French Silk Pie
My husband Bob loves French silk pie. His particular favorite is the Village Inn version; waiting tables there was one of his college jobs. One night when I was in a particularly benevolent mood, I decided to try to re-create his all-time pie favorite.
The first couple of efforts weren't quite what he had in mind. One recipe was too rich (aren't all French silk pies a little on the rich side?); another was too much like a chocolate cream pie (in other words, not rich enough). But after an adjustment here and an addition there, we have finally reached French silk pie nirvana.
French Silk Pie
(Be aware that Betty Crocker, one of my original sources, warns that using raw eggs in this recipe carries the risk of the eater contracting salmonella. We are all healthy and well after partaking of this pie on multiple occasions, but if you want to eliminate that risk, use 3/4 cup fat-free, cholesterol-free egg product).

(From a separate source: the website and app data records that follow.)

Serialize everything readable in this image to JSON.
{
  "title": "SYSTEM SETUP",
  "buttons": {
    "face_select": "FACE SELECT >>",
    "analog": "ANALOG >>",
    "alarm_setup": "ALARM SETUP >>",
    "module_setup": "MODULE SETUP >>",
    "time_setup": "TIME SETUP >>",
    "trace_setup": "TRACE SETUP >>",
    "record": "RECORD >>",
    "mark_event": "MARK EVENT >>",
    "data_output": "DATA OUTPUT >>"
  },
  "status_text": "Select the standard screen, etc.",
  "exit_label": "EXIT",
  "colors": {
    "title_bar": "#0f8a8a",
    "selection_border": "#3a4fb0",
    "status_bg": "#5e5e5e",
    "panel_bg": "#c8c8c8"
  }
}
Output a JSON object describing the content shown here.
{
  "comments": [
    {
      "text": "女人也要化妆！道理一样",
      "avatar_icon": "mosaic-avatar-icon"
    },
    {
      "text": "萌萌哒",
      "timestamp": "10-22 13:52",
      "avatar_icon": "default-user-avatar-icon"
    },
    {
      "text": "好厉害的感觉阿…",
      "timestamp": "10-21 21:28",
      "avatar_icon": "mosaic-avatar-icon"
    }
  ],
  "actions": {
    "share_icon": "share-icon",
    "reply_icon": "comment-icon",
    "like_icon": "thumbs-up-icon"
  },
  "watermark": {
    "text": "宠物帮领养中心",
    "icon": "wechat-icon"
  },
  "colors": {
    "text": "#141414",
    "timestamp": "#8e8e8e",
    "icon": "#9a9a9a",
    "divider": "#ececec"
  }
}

Homemade or prepared pastry for one pie
1 cup sugar
3/4 cup butter, softened (margarine won't work; it will curdle the crust)
1 1/2 teaspons vanilla
2 ounces unsweetened baking chocolate, melted and cooled
Bake the pie crust in a nine-inch pan. Cool completely.
In a medium-sized bowl, beat sugar and butter with an electric mixer until light and fluffy. Beat in vanilla and chocolate. Add eggs one at a time, beating for about one minute after adding each one. Pour mixture into pie crust. Refrigerate until set (about two hours, but don't leave it in the fridge for more than 24 hours).
Serve topped with sweetened whipped cream and chocolate sprinkles or curls. I make the curls by using a vegetable peeler on a Hershey bar. They are not the same as Village Inn.